■ WORK ORDER ■
Copy the data below exactly, omitting any picture it contains.

+++ PROVIDED DATA

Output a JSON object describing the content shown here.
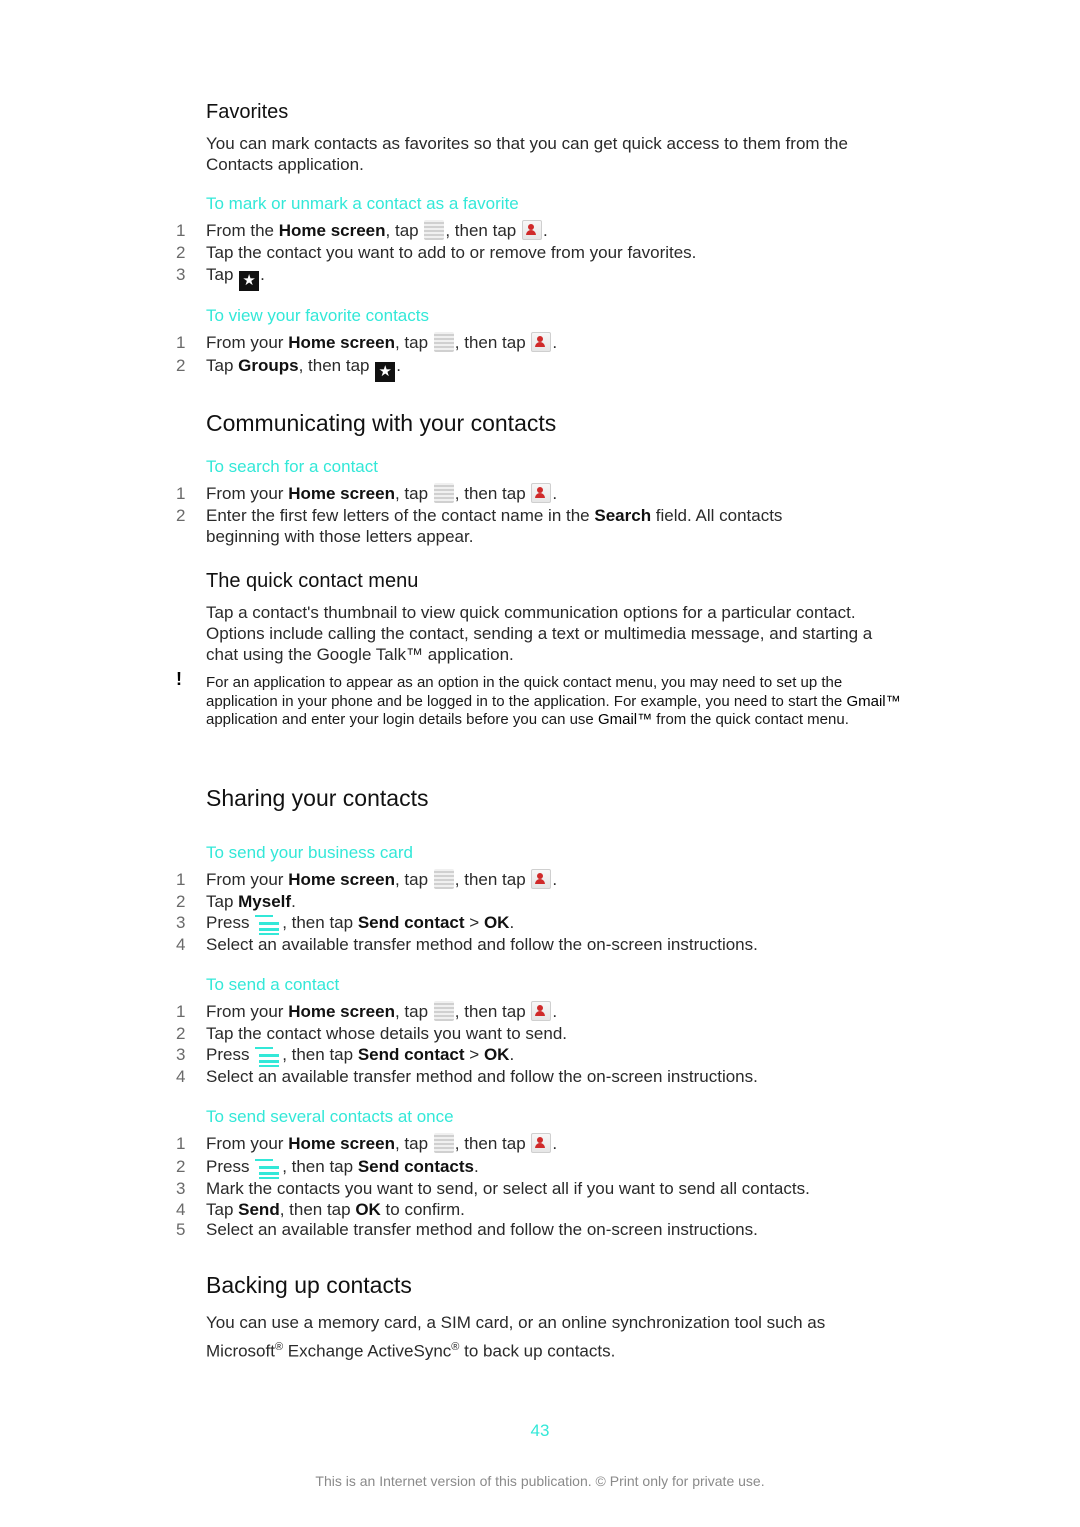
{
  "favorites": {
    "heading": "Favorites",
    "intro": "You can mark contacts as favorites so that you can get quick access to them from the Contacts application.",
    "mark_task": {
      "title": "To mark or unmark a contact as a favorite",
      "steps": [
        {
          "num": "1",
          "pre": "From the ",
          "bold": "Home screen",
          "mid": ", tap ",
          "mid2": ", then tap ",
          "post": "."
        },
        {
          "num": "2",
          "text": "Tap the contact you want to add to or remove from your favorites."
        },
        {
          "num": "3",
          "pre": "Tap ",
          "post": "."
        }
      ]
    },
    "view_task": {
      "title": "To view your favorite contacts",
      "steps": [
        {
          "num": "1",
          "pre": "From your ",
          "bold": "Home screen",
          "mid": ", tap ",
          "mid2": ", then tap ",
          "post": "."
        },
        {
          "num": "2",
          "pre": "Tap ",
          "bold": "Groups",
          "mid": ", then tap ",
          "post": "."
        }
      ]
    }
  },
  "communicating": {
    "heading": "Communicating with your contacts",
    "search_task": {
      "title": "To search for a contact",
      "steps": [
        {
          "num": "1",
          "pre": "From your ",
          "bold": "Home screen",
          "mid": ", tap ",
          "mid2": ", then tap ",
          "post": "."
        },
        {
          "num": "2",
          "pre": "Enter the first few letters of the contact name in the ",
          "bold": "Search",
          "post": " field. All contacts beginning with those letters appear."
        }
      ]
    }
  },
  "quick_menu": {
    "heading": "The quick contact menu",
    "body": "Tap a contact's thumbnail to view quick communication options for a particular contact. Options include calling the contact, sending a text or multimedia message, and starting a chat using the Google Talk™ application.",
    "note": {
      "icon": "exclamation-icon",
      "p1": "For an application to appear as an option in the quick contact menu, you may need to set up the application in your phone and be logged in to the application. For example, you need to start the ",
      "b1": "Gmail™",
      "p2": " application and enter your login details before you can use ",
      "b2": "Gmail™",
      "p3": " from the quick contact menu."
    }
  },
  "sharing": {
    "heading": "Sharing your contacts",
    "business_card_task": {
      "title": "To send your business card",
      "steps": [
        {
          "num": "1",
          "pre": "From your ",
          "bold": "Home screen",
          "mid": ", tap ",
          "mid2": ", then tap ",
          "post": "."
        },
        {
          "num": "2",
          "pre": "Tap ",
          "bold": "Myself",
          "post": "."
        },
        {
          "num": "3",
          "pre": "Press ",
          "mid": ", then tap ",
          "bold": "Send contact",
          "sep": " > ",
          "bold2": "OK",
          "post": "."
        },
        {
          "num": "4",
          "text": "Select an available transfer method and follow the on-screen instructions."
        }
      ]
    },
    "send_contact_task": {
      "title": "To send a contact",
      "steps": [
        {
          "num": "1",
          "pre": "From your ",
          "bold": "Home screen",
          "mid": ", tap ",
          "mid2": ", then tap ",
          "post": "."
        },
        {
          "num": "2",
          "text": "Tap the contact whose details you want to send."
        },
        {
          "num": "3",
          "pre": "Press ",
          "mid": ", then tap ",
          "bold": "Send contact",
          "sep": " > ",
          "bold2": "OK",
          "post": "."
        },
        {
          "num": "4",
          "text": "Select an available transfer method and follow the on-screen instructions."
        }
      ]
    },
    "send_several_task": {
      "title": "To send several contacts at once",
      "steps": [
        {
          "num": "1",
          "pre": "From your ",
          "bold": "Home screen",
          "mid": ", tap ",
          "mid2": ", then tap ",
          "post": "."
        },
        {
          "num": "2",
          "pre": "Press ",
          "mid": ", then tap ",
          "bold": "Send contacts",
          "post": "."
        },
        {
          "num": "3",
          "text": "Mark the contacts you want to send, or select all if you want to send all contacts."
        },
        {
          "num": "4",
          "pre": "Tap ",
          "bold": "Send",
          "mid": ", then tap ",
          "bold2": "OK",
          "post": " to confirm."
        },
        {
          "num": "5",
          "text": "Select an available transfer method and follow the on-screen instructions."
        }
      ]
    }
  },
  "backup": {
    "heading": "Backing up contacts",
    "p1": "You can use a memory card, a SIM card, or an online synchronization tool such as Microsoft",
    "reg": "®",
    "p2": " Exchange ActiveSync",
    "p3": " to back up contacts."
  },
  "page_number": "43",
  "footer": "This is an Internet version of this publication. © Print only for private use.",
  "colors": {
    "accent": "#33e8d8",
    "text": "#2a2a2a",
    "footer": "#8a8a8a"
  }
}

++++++

■ EXERCISE RESPONSE ■
Output a JSON object describing the content shown here.
{
  "favorites": {
    "heading": "Favorites",
    "intro": "You can mark contacts as favorites so that you can get quick access to them from the Contacts application.",
    "mark_task": {
      "title": "To mark or unmark a contact as a favorite",
      "steps": [
        {
          "num": "1",
          "pre": "From the ",
          "bold": "Home screen",
          "mid": ", tap ",
          "mid2": ", then tap ",
          "post": "."
        },
        {
          "num": "2",
          "text": "Tap the contact you want to add to or remove from your favorites."
        },
        {
          "num": "3",
          "pre": "Tap ",
          "post": "."
        }
      ]
    },
    "view_task": {
      "title": "To view your favorite contacts",
      "steps": [
        {
          "num": "1",
          "pre": "From your ",
          "bold": "Home screen",
          "mid": ", tap ",
          "mid2": ", then tap ",
          "post": "."
        },
        {
          "num": "2",
          "pre": "Tap ",
          "bold": "Groups",
          "mid": ", then tap ",
          "post": "."
        }
      ]
    }
  },
  "communicating": {
    "heading": "Communicating with your contacts",
    "search_task": {
      "title": "To search for a contact",
      "steps": [
        {
          "num": "1",
          "pre": "From your ",
          "bold": "Home screen",
          "mid": ", tap ",
          "mid2": ", then tap ",
          "post": "."
        },
        {
          "num": "2",
          "pre": "Enter the first few letters of the contact name in the ",
          "bold": "Search",
          "post": " field. All contacts beginning with those letters appear."
        }
      ]
    }
  },
  "quick_menu": {
    "heading": "The quick contact menu",
    "body": "Tap a contact's thumbnail to view quick communication options for a particular contact. Options include calling the contact, sending a text or multimedia message, and starting a chat using the Google Talk™ application.",
    "note": {
      "icon": "exclamation-icon",
      "p1": "For an application to appear as an option in the quick contact menu, you may need to set up the application in your phone and be logged in to the application. For example, you need to start the ",
      "b1": "Gmail™",
      "p2": " application and enter your login details before you can use ",
      "b2": "Gmail™",
      "p3": " from the quick contact menu."
    }
  },
  "sharing": {
    "heading": "Sharing your contacts",
    "business_card_task": {
      "title": "To send your business card",
      "steps": [
        {
          "num": "1",
          "pre": "From your ",
          "bold": "Home screen",
          "mid": ", tap ",
          "mid2": ", then tap ",
          "post": "."
        },
        {
          "num": "2",
          "pre": "Tap ",
          "bold": "Myself",
          "post": "."
        },
        {
          "num": "3",
          "pre": "Press ",
          "mid": ", then tap ",
          "bold": "Send contact",
          "sep": " > ",
          "bold2": "OK",
          "post": "."
        },
        {
          "num": "4",
          "text": "Select an available transfer method and follow the on-screen instructions."
        }
      ]
    },
    "send_contact_task": {
      "title": "To send a contact",
      "steps": [
        {
          "num": "1",
          "pre": "From your ",
          "bold": "Home screen",
          "mid": ", tap ",
          "mid2": ", then tap ",
          "post": "."
        },
        {
          "num": "2",
          "text": "Tap the contact whose details you want to send."
        },
        {
          "num": "3",
          "pre": "Press ",
          "mid": ", then tap ",
          "bold": "Send contact",
          "sep": " > ",
          "bold2": "OK",
          "post": "."
        },
        {
          "num": "4",
          "text": "Select an available transfer method and follow the on-screen instructions."
        }
      ]
    },
    "send_several_task": {
      "title": "To send several contacts at once",
      "steps": [
        {
          "num": "1",
          "pre": "From your ",
          "bold": "Home screen",
          "mid": ", tap ",
          "mid2": ", then tap ",
          "post": "."
        },
        {
          "num": "2",
          "pre": "Press ",
          "mid": ", then tap ",
          "bold": "Send contacts",
          "post": "."
        },
        {
          "num": "3",
          "text": "Mark the contacts you want to send, or select all if you want to send all contacts."
        },
        {
          "num": "4",
          "pre": "Tap ",
          "bold": "Send",
          "mid": ", then tap ",
          "bold2": "OK",
          "post": " to confirm."
        },
        {
          "num": "5",
          "text": "Select an available transfer method and follow the on-screen instructions."
        }
      ]
    }
  },
  "backup": {
    "heading": "Backing up contacts",
    "p1": "You can use a memory card, a SIM card, or an online synchronization tool such as Microsoft",
    "reg": "®",
    "p2": " Exchange ActiveSync",
    "p3": " to back up contacts."
  },
  "page_number": "43",
  "footer": "This is an Internet version of this publication. © Print only for private use.",
  "colors": {
    "accent": "#33e8d8",
    "text": "#2a2a2a",
    "footer": "#8a8a8a"
  }
}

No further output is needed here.